One focus of our research is pilus biogenesis by uropathogenic Escherichia coli, the predominant causative agent of urinary tract infections. Pili are hairlike, adhesive organelles that radiate out from the bacterial surface and are critical for adhesion to host cells. The pili expressed by uropathogenic E. coli are polymers composed of thousands of subunit proteins, each of which must be assembled in a defined order on the bacterial surface. This is accomplished by a conserved secretion system termed the chaperone/usher pathway. We are using a combination of molecular, biochemical, and structural approaches to uncover the molecular details of pilus biogenesis by the chaperone/usher pathway, with an emphasis on events occurring at the bacterial outer membrane.

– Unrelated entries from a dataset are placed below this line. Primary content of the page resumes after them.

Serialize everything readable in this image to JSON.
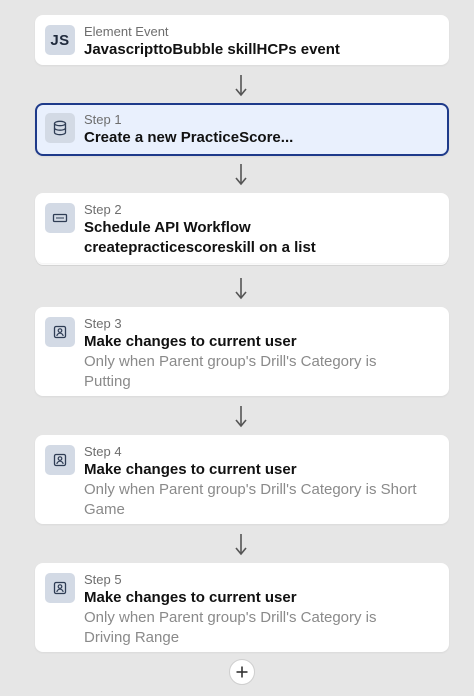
{
  "event": {
    "icon_text": "JS",
    "type_label": "Element Event",
    "title": "JavascripttoBubble skillHCPs event"
  },
  "steps": [
    {
      "icon": "database-icon",
      "step_label": "Step 1",
      "title": "Create a new PracticeScore...",
      "selected": true
    },
    {
      "icon": "api-workflow-icon",
      "step_label": "Step 2",
      "title_line1": "Schedule API Workflow",
      "title_line2": "createpracticescoreskill on a list"
    },
    {
      "icon": "user-card-icon",
      "step_label": "Step 3",
      "title": "Make changes to current user",
      "condition_line1": "Only when Parent group's Drill's Category is",
      "condition_line2": "Putting"
    },
    {
      "icon": "user-card-icon",
      "step_label": "Step 4",
      "title": "Make changes to current user",
      "condition_line1": "Only when Parent group's Drill's Category is Short",
      "condition_line2": "Game"
    },
    {
      "icon": "user-card-icon",
      "step_label": "Step 5",
      "title": "Make changes to current user",
      "condition_line1": "Only when Parent group's Drill's Category is",
      "condition_line2": "Driving Range"
    }
  ],
  "add_button": {
    "symbol": "+"
  },
  "colors": {
    "background": "#e6e6e6",
    "card": "#ffffff",
    "selected_fill": "#e9f0fd",
    "selected_border": "#1e3a8a",
    "icon_box": "#d3dae5"
  }
}
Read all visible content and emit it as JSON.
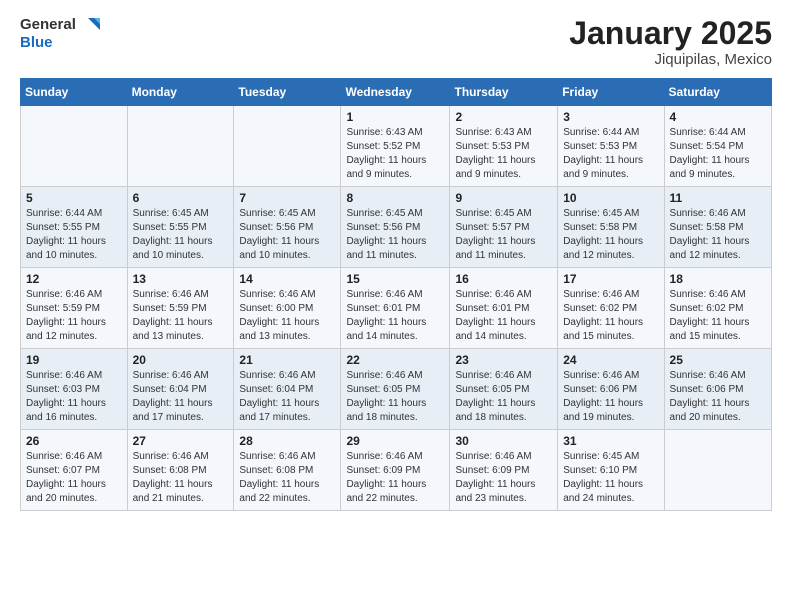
{
  "header": {
    "logo_line1": "General",
    "logo_line2": "Blue",
    "month_title": "January 2025",
    "location": "Jiquipilas, Mexico"
  },
  "weekdays": [
    "Sunday",
    "Monday",
    "Tuesday",
    "Wednesday",
    "Thursday",
    "Friday",
    "Saturday"
  ],
  "weeks": [
    [
      {
        "day": "",
        "sunrise": "",
        "sunset": "",
        "daylight": ""
      },
      {
        "day": "",
        "sunrise": "",
        "sunset": "",
        "daylight": ""
      },
      {
        "day": "",
        "sunrise": "",
        "sunset": "",
        "daylight": ""
      },
      {
        "day": "1",
        "sunrise": "Sunrise: 6:43 AM",
        "sunset": "Sunset: 5:52 PM",
        "daylight": "Daylight: 11 hours and 9 minutes."
      },
      {
        "day": "2",
        "sunrise": "Sunrise: 6:43 AM",
        "sunset": "Sunset: 5:53 PM",
        "daylight": "Daylight: 11 hours and 9 minutes."
      },
      {
        "day": "3",
        "sunrise": "Sunrise: 6:44 AM",
        "sunset": "Sunset: 5:53 PM",
        "daylight": "Daylight: 11 hours and 9 minutes."
      },
      {
        "day": "4",
        "sunrise": "Sunrise: 6:44 AM",
        "sunset": "Sunset: 5:54 PM",
        "daylight": "Daylight: 11 hours and 9 minutes."
      }
    ],
    [
      {
        "day": "5",
        "sunrise": "Sunrise: 6:44 AM",
        "sunset": "Sunset: 5:55 PM",
        "daylight": "Daylight: 11 hours and 10 minutes."
      },
      {
        "day": "6",
        "sunrise": "Sunrise: 6:45 AM",
        "sunset": "Sunset: 5:55 PM",
        "daylight": "Daylight: 11 hours and 10 minutes."
      },
      {
        "day": "7",
        "sunrise": "Sunrise: 6:45 AM",
        "sunset": "Sunset: 5:56 PM",
        "daylight": "Daylight: 11 hours and 10 minutes."
      },
      {
        "day": "8",
        "sunrise": "Sunrise: 6:45 AM",
        "sunset": "Sunset: 5:56 PM",
        "daylight": "Daylight: 11 hours and 11 minutes."
      },
      {
        "day": "9",
        "sunrise": "Sunrise: 6:45 AM",
        "sunset": "Sunset: 5:57 PM",
        "daylight": "Daylight: 11 hours and 11 minutes."
      },
      {
        "day": "10",
        "sunrise": "Sunrise: 6:45 AM",
        "sunset": "Sunset: 5:58 PM",
        "daylight": "Daylight: 11 hours and 12 minutes."
      },
      {
        "day": "11",
        "sunrise": "Sunrise: 6:46 AM",
        "sunset": "Sunset: 5:58 PM",
        "daylight": "Daylight: 11 hours and 12 minutes."
      }
    ],
    [
      {
        "day": "12",
        "sunrise": "Sunrise: 6:46 AM",
        "sunset": "Sunset: 5:59 PM",
        "daylight": "Daylight: 11 hours and 12 minutes."
      },
      {
        "day": "13",
        "sunrise": "Sunrise: 6:46 AM",
        "sunset": "Sunset: 5:59 PM",
        "daylight": "Daylight: 11 hours and 13 minutes."
      },
      {
        "day": "14",
        "sunrise": "Sunrise: 6:46 AM",
        "sunset": "Sunset: 6:00 PM",
        "daylight": "Daylight: 11 hours and 13 minutes."
      },
      {
        "day": "15",
        "sunrise": "Sunrise: 6:46 AM",
        "sunset": "Sunset: 6:01 PM",
        "daylight": "Daylight: 11 hours and 14 minutes."
      },
      {
        "day": "16",
        "sunrise": "Sunrise: 6:46 AM",
        "sunset": "Sunset: 6:01 PM",
        "daylight": "Daylight: 11 hours and 14 minutes."
      },
      {
        "day": "17",
        "sunrise": "Sunrise: 6:46 AM",
        "sunset": "Sunset: 6:02 PM",
        "daylight": "Daylight: 11 hours and 15 minutes."
      },
      {
        "day": "18",
        "sunrise": "Sunrise: 6:46 AM",
        "sunset": "Sunset: 6:02 PM",
        "daylight": "Daylight: 11 hours and 15 minutes."
      }
    ],
    [
      {
        "day": "19",
        "sunrise": "Sunrise: 6:46 AM",
        "sunset": "Sunset: 6:03 PM",
        "daylight": "Daylight: 11 hours and 16 minutes."
      },
      {
        "day": "20",
        "sunrise": "Sunrise: 6:46 AM",
        "sunset": "Sunset: 6:04 PM",
        "daylight": "Daylight: 11 hours and 17 minutes."
      },
      {
        "day": "21",
        "sunrise": "Sunrise: 6:46 AM",
        "sunset": "Sunset: 6:04 PM",
        "daylight": "Daylight: 11 hours and 17 minutes."
      },
      {
        "day": "22",
        "sunrise": "Sunrise: 6:46 AM",
        "sunset": "Sunset: 6:05 PM",
        "daylight": "Daylight: 11 hours and 18 minutes."
      },
      {
        "day": "23",
        "sunrise": "Sunrise: 6:46 AM",
        "sunset": "Sunset: 6:05 PM",
        "daylight": "Daylight: 11 hours and 18 minutes."
      },
      {
        "day": "24",
        "sunrise": "Sunrise: 6:46 AM",
        "sunset": "Sunset: 6:06 PM",
        "daylight": "Daylight: 11 hours and 19 minutes."
      },
      {
        "day": "25",
        "sunrise": "Sunrise: 6:46 AM",
        "sunset": "Sunset: 6:06 PM",
        "daylight": "Daylight: 11 hours and 20 minutes."
      }
    ],
    [
      {
        "day": "26",
        "sunrise": "Sunrise: 6:46 AM",
        "sunset": "Sunset: 6:07 PM",
        "daylight": "Daylight: 11 hours and 20 minutes."
      },
      {
        "day": "27",
        "sunrise": "Sunrise: 6:46 AM",
        "sunset": "Sunset: 6:08 PM",
        "daylight": "Daylight: 11 hours and 21 minutes."
      },
      {
        "day": "28",
        "sunrise": "Sunrise: 6:46 AM",
        "sunset": "Sunset: 6:08 PM",
        "daylight": "Daylight: 11 hours and 22 minutes."
      },
      {
        "day": "29",
        "sunrise": "Sunrise: 6:46 AM",
        "sunset": "Sunset: 6:09 PM",
        "daylight": "Daylight: 11 hours and 22 minutes."
      },
      {
        "day": "30",
        "sunrise": "Sunrise: 6:46 AM",
        "sunset": "Sunset: 6:09 PM",
        "daylight": "Daylight: 11 hours and 23 minutes."
      },
      {
        "day": "31",
        "sunrise": "Sunrise: 6:45 AM",
        "sunset": "Sunset: 6:10 PM",
        "daylight": "Daylight: 11 hours and 24 minutes."
      },
      {
        "day": "",
        "sunrise": "",
        "sunset": "",
        "daylight": ""
      }
    ]
  ]
}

A second focus of our research is virulence mechanisms of Francisella tularensis and Yersinia pestis. F. tularensis and Y. pestis are the causative agents of tularemia and plague, respectively. Both of these bacteria are highly virulent for humans, particularly when inhaled, and have the potential to be misused as biological weapons. Genome sequencing of Y. pestis revealed the presence of multiple gene clusters related to the chaperone/usher pilus assembly pathway. We are investigating the function of these gene clusters and their roles in Y. pestis pathogenesis. The molecular basis for the high infectivity and virulence of F. tularensis is just beginning to be understood. We have identified two secretion systems important for the virulence of F. tularensis: the pil genes, responsible for both pilus assembly and protein secretion, and TolC, involved in both multidrug efflux and protein secretion. In addition, we have shown that F. tularensis produces outer membrane vesicles and novel, tubular extensions of the outer membrane. These vesicles and tubes contain known F. tularensis virulence factors and we hypothesize that they mediate delivery of the virulence factors to host cells. We are dissecting the mechanism of action of these different Francisella secretion systems and are continuing to identify and characterize additional factors important for F. tularensis pathogenesis.